# WORK INSTRUCTIONS:
Your task is to print every entry below exactly as given.

Data items
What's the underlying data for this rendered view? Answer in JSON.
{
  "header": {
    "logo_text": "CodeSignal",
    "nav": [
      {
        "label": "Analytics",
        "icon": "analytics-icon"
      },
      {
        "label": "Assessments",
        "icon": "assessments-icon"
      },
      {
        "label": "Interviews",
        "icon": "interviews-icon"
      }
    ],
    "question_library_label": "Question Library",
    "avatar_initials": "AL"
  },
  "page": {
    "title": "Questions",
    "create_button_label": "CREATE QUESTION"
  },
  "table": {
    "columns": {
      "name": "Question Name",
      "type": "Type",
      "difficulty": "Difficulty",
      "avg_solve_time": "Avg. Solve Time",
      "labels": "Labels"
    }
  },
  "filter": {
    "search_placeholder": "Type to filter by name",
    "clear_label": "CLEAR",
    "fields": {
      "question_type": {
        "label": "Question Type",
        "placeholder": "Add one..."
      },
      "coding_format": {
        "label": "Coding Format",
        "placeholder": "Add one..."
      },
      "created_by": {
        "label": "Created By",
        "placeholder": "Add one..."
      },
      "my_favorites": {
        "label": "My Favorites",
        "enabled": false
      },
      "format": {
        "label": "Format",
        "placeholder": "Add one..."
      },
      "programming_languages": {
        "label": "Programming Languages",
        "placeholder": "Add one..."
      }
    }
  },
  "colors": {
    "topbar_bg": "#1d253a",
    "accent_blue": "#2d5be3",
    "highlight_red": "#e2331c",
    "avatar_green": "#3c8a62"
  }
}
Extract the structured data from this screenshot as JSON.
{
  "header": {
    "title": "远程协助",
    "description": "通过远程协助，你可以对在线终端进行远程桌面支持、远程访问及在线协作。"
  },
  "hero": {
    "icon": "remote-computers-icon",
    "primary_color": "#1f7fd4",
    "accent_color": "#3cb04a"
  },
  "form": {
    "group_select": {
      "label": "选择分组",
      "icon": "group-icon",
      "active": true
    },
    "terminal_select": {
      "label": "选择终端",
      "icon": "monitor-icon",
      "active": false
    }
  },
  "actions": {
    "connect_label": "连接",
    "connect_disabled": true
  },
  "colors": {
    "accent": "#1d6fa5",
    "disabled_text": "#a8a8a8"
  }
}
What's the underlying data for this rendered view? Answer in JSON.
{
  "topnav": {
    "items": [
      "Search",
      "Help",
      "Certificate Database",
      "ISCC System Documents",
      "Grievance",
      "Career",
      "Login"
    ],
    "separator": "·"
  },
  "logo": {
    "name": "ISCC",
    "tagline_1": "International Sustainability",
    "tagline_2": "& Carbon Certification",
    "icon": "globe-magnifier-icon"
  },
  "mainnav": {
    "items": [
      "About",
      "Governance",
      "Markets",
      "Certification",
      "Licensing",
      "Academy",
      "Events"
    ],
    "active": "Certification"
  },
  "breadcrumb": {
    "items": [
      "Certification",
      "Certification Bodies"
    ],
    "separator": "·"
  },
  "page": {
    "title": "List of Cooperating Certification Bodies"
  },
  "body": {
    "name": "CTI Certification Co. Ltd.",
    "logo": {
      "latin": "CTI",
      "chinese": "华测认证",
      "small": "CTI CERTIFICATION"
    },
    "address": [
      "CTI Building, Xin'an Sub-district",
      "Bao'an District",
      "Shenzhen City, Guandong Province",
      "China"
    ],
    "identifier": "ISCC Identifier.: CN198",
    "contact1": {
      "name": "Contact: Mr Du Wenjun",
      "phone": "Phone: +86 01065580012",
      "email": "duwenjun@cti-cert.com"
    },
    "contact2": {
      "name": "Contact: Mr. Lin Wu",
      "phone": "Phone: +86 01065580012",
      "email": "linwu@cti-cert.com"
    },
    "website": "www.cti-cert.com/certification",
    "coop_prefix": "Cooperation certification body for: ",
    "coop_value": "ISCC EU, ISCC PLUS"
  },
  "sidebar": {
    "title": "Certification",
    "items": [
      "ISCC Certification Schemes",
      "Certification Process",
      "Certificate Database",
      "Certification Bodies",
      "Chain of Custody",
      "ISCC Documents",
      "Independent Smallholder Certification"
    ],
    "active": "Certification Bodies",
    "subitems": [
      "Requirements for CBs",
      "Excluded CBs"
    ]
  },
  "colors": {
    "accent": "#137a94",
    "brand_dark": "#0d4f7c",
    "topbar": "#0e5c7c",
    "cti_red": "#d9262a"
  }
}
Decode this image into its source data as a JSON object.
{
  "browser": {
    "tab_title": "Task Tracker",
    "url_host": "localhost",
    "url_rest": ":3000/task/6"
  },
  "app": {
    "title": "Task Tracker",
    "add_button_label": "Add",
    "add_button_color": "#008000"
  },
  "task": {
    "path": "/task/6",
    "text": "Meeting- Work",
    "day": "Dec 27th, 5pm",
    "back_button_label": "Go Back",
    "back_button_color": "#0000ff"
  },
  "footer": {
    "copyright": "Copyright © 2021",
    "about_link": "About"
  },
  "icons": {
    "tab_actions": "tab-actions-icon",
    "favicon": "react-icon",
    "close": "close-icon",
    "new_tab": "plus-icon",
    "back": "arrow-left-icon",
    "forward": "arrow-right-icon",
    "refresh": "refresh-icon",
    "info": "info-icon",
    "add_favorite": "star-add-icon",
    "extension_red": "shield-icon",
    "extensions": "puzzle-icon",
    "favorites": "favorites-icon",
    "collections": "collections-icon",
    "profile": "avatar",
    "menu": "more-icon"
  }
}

# SOLUTION TO THE EXERCISE:
What's the underlying data for this rendered view? Answer in JSON.
{
  "header": {
    "logo_text": "CodeSignal",
    "nav": [
      {
        "label": "Analytics",
        "icon": "analytics-icon"
      },
      {
        "label": "Assessments",
        "icon": "assessments-icon"
      },
      {
        "label": "Interviews",
        "icon": "interviews-icon"
      }
    ],
    "question_library_label": "Question Library",
    "avatar_initials": "AL"
  },
  "page": {
    "title": "Questions",
    "create_button_label": "CREATE QUESTION"
  },
  "table": {
    "columns": {
      "name": "Question Name",
      "type": "Type",
      "difficulty": "Difficulty",
      "avg_solve_time": "Avg. Solve Time",
      "labels": "Labels"
    }
  },
  "filter": {
    "search_placeholder": "Type to filter by name",
    "clear_label": "CLEAR",
    "fields": {
      "question_type": {
        "label": "Question Type",
        "placeholder": "Add one..."
      },
      "coding_format": {
        "label": "Coding Format",
        "placeholder": "Add one..."
      },
      "created_by": {
        "label": "Created By",
        "placeholder": "Add one..."
      },
      "my_favorites": {
        "label": "My Favorites",
        "enabled": false
      },
      "format": {
        "label": "Format",
        "placeholder": "Add one..."
      },
      "programming_languages": {
        "label": "Programming Languages",
        "placeholder": "Add one..."
      }
    }
  },
  "colors": {
    "topbar_bg": "#1d253a",
    "accent_blue": "#2d5be3",
    "highlight_red": "#e2331c",
    "avatar_green": "#3c8a62"
  }
}
Extract the structured data from this screenshot as JSON.
{
  "header": {
    "title": "远程协助",
    "description": "通过远程协助，你可以对在线终端进行远程桌面支持、远程访问及在线协作。"
  },
  "hero": {
    "icon": "remote-computers-icon",
    "primary_color": "#1f7fd4",
    "accent_color": "#3cb04a"
  },
  "form": {
    "group_select": {
      "label": "选择分组",
      "icon": "group-icon",
      "active": true
    },
    "terminal_select": {
      "label": "选择终端",
      "icon": "monitor-icon",
      "active": false
    }
  },
  "actions": {
    "connect_label": "连接",
    "connect_disabled": true
  },
  "colors": {
    "accent": "#1d6fa5",
    "disabled_text": "#a8a8a8"
  }
}
What's the underlying data for this rendered view? Answer in JSON.
{
  "topnav": {
    "items": [
      "Search",
      "Help",
      "Certificate Database",
      "ISCC System Documents",
      "Grievance",
      "Career",
      "Login"
    ],
    "separator": "·"
  },
  "logo": {
    "name": "ISCC",
    "tagline_1": "International Sustainability",
    "tagline_2": "& Carbon Certification",
    "icon": "globe-magnifier-icon"
  },
  "mainnav": {
    "items": [
      "About",
      "Governance",
      "Markets",
      "Certification",
      "Licensing",
      "Academy",
      "Events"
    ],
    "active": "Certification"
  },
  "breadcrumb": {
    "items": [
      "Certification",
      "Certification Bodies"
    ],
    "separator": "·"
  },
  "page": {
    "title": "List of Cooperating Certification Bodies"
  },
  "body": {
    "name": "CTI Certification Co. Ltd.",
    "logo": {
      "latin": "CTI",
      "chinese": "华测认证",
      "small": "CTI CERTIFICATION"
    },
    "address": [
      "CTI Building, Xin'an Sub-district",
      "Bao'an District",
      "Shenzhen City, Guandong Province",
      "China"
    ],
    "identifier": "ISCC Identifier.: CN198",
    "contact1": {
      "name": "Contact: Mr Du Wenjun",
      "phone": "Phone: +86 01065580012",
      "email": "duwenjun@cti-cert.com"
    },
    "contact2": {
      "name": "Contact: Mr. Lin Wu",
      "phone": "Phone: +86 01065580012",
      "email": "linwu@cti-cert.com"
    },
    "website": "www.cti-cert.com/certification",
    "coop_prefix": "Cooperation certification body for: ",
    "coop_value": "ISCC EU, ISCC PLUS"
  },
  "sidebar": {
    "title": "Certification",
    "items": [
      "ISCC Certification Schemes",
      "Certification Process",
      "Certificate Database",
      "Certification Bodies",
      "Chain of Custody",
      "ISCC Documents",
      "Independent Smallholder Certification"
    ],
    "active": "Certification Bodies",
    "subitems": [
      "Requirements for CBs",
      "Excluded CBs"
    ]
  },
  "colors": {
    "accent": "#137a94",
    "brand_dark": "#0d4f7c",
    "topbar": "#0e5c7c",
    "cti_red": "#d9262a"
  }
}
Decode this image into its source data as a JSON object.
{
  "browser": {
    "tab_title": "Task Tracker",
    "url_host": "localhost",
    "url_rest": ":3000/task/6"
  },
  "app": {
    "title": "Task Tracker",
    "add_button_label": "Add",
    "add_button_color": "#008000"
  },
  "task": {
    "path": "/task/6",
    "text": "Meeting- Work",
    "day": "Dec 27th, 5pm",
    "back_button_label": "Go Back",
    "back_button_color": "#0000ff"
  },
  "footer": {
    "copyright": "Copyright © 2021",
    "about_link": "About"
  },
  "icons": {
    "tab_actions": "tab-actions-icon",
    "favicon": "react-icon",
    "close": "close-icon",
    "new_tab": "plus-icon",
    "back": "arrow-left-icon",
    "forward": "arrow-right-icon",
    "refresh": "refresh-icon",
    "info": "info-icon",
    "add_favorite": "star-add-icon",
    "extension_red": "shield-icon",
    "extensions": "puzzle-icon",
    "favorites": "favorites-icon",
    "collections": "collections-icon",
    "profile": "avatar",
    "menu": "more-icon"
  }
}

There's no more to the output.